Cone Health has a highly specialized team that coordinates a state-of-the-art program to identify and treat cryptogenic stroke patients quickly and effectively, and has recently released new research with the goal of identifying AF and preventing subsequent strokes for cryptogenic stroke patients.
The team developed a new protocol for evaluation of patients with cryptogenic stroke using an implantable loop recorder (ILR) for detection of AF. Patients implanted with ILR have a transmitter in their house that monitors for AF. The battery can last for up to three years. If AF occurs, Cone Health is notified, in which case they can bring the patient in to begin them on blood thinners or other medicines to help prevent another stroke from occurring.

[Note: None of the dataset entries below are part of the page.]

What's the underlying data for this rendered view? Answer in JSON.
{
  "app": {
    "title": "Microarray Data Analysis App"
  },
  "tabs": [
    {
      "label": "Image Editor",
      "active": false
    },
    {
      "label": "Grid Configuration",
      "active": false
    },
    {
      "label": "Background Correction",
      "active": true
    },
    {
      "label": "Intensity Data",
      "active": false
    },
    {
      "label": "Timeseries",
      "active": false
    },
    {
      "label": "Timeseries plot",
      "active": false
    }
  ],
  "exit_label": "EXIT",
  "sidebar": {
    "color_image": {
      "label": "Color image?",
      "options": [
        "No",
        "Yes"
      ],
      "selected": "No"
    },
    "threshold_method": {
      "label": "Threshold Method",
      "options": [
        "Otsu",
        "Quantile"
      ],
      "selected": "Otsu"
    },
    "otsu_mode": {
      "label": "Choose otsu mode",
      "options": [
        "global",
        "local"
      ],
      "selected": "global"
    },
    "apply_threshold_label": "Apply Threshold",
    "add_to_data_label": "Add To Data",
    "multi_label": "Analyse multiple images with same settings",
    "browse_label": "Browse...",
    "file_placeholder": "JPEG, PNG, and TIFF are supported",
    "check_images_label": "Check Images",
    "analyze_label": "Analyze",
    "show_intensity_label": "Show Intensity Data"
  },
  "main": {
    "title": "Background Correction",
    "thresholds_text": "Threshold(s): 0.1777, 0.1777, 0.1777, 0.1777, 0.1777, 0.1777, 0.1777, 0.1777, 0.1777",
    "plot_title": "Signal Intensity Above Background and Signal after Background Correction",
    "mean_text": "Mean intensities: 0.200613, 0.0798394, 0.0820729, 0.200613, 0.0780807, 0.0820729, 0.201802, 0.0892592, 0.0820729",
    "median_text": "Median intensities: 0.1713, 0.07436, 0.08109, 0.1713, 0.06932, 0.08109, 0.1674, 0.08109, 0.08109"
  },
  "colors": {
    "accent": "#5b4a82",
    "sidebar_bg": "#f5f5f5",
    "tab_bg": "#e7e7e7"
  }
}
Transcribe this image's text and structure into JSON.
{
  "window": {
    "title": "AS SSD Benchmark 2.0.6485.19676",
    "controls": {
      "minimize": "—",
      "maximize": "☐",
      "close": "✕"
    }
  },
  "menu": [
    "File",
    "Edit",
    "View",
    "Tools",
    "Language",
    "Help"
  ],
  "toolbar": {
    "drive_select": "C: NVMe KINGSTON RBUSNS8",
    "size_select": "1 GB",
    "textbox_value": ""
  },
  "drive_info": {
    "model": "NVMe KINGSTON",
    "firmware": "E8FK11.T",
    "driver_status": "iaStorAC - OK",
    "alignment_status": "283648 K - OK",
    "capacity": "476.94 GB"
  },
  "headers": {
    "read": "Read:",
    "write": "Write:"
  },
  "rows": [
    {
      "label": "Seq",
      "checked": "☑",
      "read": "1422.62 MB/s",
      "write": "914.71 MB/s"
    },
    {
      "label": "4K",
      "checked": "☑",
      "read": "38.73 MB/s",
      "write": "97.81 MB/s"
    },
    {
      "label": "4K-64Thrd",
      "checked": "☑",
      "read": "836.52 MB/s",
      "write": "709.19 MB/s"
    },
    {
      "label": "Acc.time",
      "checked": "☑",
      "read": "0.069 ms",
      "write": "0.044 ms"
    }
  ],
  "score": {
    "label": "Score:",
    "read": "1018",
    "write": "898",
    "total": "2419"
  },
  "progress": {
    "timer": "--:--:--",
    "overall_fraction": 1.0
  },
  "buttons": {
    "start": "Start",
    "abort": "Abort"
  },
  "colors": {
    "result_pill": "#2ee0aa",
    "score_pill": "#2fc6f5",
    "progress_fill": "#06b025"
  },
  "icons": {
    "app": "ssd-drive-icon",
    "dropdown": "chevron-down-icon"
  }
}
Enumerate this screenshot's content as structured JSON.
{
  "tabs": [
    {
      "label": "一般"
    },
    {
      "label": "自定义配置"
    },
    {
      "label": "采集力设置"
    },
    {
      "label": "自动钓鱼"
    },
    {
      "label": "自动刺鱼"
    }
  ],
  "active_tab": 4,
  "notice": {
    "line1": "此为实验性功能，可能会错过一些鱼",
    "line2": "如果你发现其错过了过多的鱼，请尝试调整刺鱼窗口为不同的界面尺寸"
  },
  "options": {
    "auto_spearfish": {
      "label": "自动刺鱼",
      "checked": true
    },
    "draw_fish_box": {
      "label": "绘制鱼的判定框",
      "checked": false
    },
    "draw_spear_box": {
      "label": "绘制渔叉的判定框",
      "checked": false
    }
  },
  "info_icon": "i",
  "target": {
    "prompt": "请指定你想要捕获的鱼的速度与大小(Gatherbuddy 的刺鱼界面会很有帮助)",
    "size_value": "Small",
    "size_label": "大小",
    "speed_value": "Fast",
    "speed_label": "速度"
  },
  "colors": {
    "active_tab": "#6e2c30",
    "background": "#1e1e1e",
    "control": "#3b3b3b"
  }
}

Stroke patients have historically been monitored for AF for about a month after a stroke using an external event monitor, as opposed to the 3 years of monitoring that the IRL offers. Research has shown that long-term monitoring of stroke patients can find many at risk of AF and future strokes, with the global average for AF occurring after 84 days. With the earlier technology, AF would have been missed by doctors since it often occurred after the 30-day monitoring window, and the individual may have suffered a subsequent stroke. Strokes in patients with AF tend to be more disabling and fatal than those in patients without AF. If you have had a stroke before and doctors did not find a cause, talk to your doctor to see if you could be a candidate for ILR.
Dr. James Allred is a cardiologist and the director of the Cone Health Atrial Fibrillation Center. Dr. Allred is a 2002 graduate of Medical College of Virginia, completing a residency in internal medicine at Duke University Medical Center. He is a leading expert in electrophysiology and treating arrhythmia, completing a fellowship in cardiovascular disease and electrophysiology at University Alabama-Birmingham.
Sharon Biby is a nurse practitioner and coordinator of Cone Health Stroke Center. She received her Bachelor of Science in nursing and Masters of Science in nursing and gerontological nurse practitioner from University of North Carolina at Greensboro. She earned a postgraduate certificate as an adult nurse practitioner from UNCG in 2000, and a postgraduate certificate as an acute neurovascular advanced practitioner from Arizona State University and University of Alabama-Birmingham in 2011.